We cannot exclude some misclassification of asthma and chronic obstructive pulmonary disease (COPD). A minority of subjects did carry concomitant diagnostic codes consistent with COPD (33 percent). This diagnostic overlap is well known, and reflects the difficulties inherent in distinguishing asthma and COPD, particularly in older adults (Dodge, Cline, and Burrows 1986; Enarson et al. 1987; McWhorter, Polis, and Kaslow 1989). It has not been possible to completely separate the two conditions, both in clinical practice and research studies. Excluding older adults, however, would severely limit the results, as older asthmatics have the highest disease severity and risk of death from asthma (Burrows et al. 1991; Enright et al. 1999). National data indicate that more than 50 percent of asthma deaths occurred among adults aged 65 years or older (Mannino et al. 1998). To mitigate against misclassification with COPD, we used a systematic approach that was consistent with previous studies using ICD-9 discharge diagnoses to define persons hospitalized for asthma (Krieger 1992; Spitzer et al. 1992; Lieu et al. 1999; Eisner et al. 2001). In addition, all subjects in the interviewed subcohort study reported a physician's diagnosis of asthma, which is a standard epidemiologic tool for identifying asthma cases (Toraen, Brisman, and Jearvholm 1993). Our validation study, which included randomly selected members of the overall and interviewed cohorts, strongly supported the diagnosis of asthma: 99 percent of subjects had a physician's diagnosis of asthma recorded in the medical record; the remaining one subject had “reactive airways disease,” which is consistent with asthma. Taken together, we believe that our results are applicable to adults with asthma treated in a managed care organization.

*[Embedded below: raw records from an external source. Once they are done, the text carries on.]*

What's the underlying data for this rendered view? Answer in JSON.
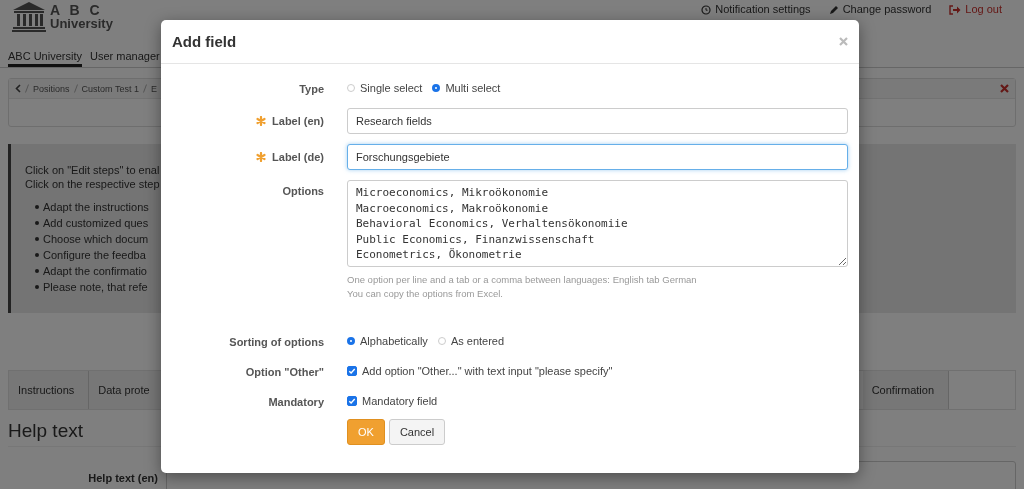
{
  "header": {
    "logo": {
      "line_1": "A B C",
      "line_2": "University"
    },
    "links": [
      {
        "kind": "settings",
        "label": "Notification settings"
      },
      {
        "kind": "password",
        "label": "Change password"
      },
      {
        "kind": "logout",
        "label": "Log out"
      }
    ]
  },
  "nav_tabs": [
    {
      "label": "ABC University",
      "selected": true
    },
    {
      "label": "User manager",
      "selected": false
    }
  ],
  "breadcrumb": [
    "Positions",
    "Custom Test 1",
    "E"
  ],
  "info": {
    "lines": [
      "Click on \"Edit steps\" to enal",
      "Click on the respective step"
    ],
    "bullets": [
      "Adapt the instructions",
      "Add customized ques",
      "Choose which docum",
      "Configure the feedba",
      "Adapt the confirmatio",
      "Please note, that refe"
    ]
  },
  "steps_left": [
    "Instructions",
    "Data prote"
  ],
  "steps_right": [
    "Confirmation"
  ],
  "section": {
    "heading": "Help text",
    "field_label": "Help text (en)"
  },
  "dialog": {
    "title": "Add field",
    "fields": [
      {
        "kind": "radio",
        "label": "Type",
        "options": [
          {
            "label": "Single select",
            "selected": false
          },
          {
            "label": "Multi select",
            "selected": true
          }
        ]
      },
      {
        "kind": "text",
        "label": "Label (en)",
        "required": true,
        "value": "Research fields",
        "focused": false
      },
      {
        "kind": "text",
        "label": "Label (de)",
        "required": true,
        "value": "Forschungsgebiete",
        "focused": true
      },
      {
        "kind": "textarea",
        "label": "Options",
        "value": "Microeconomics, Mikroökonomie\nMacroeconomics, Makroökonomie\nBehavioral Economics, Verhaltensökonomiie\nPublic Economics, Finanzwissenschaft\nEconometrics, Ökonometrie",
        "help": [
          "One option per line and a tab or a comma between languages: English tab German",
          "You can copy the options from Excel."
        ]
      },
      {
        "kind": "radio",
        "label": "Sorting of options",
        "options": [
          {
            "label": "Alphabetically",
            "selected": true
          },
          {
            "label": "As entered",
            "selected": false
          }
        ]
      },
      {
        "kind": "checkbox",
        "label": "Option \"Other\"",
        "text": "Add option \"Other...\" with text input \"please specify\"",
        "checked": true
      },
      {
        "kind": "checkbox",
        "label": "Mandatory",
        "text": "Mandatory field",
        "checked": true
      }
    ],
    "buttons": [
      {
        "kind": "primary",
        "label": "OK"
      },
      {
        "kind": "default",
        "label": "Cancel"
      }
    ]
  }
}
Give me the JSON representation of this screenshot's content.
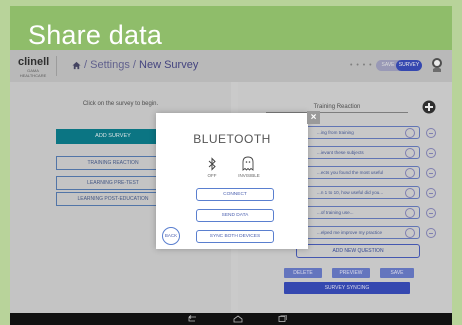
{
  "banner": {
    "title": "Share data"
  },
  "topbar": {
    "logo": "clinell",
    "logo_sub": "GAMA HEALTHCARE",
    "breadcrumb_settings": "/ Settings",
    "breadcrumb_sep": " / ",
    "breadcrumb_page": "New Survey",
    "dots": "• • • •",
    "save_label": "SAVE",
    "survey_label": "SURVEY"
  },
  "left": {
    "hint": "Click on the survey to begin.",
    "add_survey": "ADD SURVEY",
    "buttons": [
      "TRAINING REACTION",
      "LEARNING PRE-TEST",
      "LEARNING POST-EDUCATION"
    ]
  },
  "right": {
    "title": "Training Reaction",
    "questions": [
      "...ing from training",
      "...ievant these subjects",
      "...ects you found the most useful",
      "...n 1 to 10, how useful did you...",
      "...of training use...",
      "...elped me improve my practice"
    ],
    "add_question": "ADD NEW QUESTION",
    "delete": "DELETE",
    "preview": "PREVIEW",
    "save": "SAVE",
    "syncing": "SURVEY SYNCING"
  },
  "modal": {
    "close": "×",
    "title": "BLUETOOTH",
    "off_label": "OFF",
    "invisible_label": "INVISIBLE",
    "connect": "CONNECT",
    "send_data": "SEND DATA",
    "sync_both": "SYNC BOTH DEVICES",
    "back": "BACK"
  },
  "colors": {
    "frame": "#b8d39a",
    "banner": "#8fbd6a",
    "teal": "#0d7f8f",
    "blue": "#3a4fbf"
  },
  "icons": [
    "home-icon",
    "avatar-icon",
    "plus-circle-icon",
    "bluetooth-icon",
    "ghost-icon",
    "close-icon",
    "back-nav-icon",
    "home-nav-icon",
    "recents-nav-icon"
  ]
}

Although we found only modest evidence that asthma specialist visits may improve outcomes, we believe that specialists may still play a critical role in managing asthma. In particular, asthma specialists play a central role in developing clinical practice guidelines and educating primary care physicians about the appropriate management of asthma. Moreover, specialists may provide benefit in selected cases in which clinical response to therapy is inadequate or there are other comorbid health conditions. In clinical settings that do not have a systematic screening and intervention program for asthma, asthma specialists may provide additional direct clinical benefit over primary care. Further studies are needed to define the optimal role of asthma specialists in different clinical and health care delivery environments.
Dr. Eisner was supported by K23 HL04201, National Heart, Lung, and Blood Institute, National Institutes of Health, with cofunding by the Social Security Administration.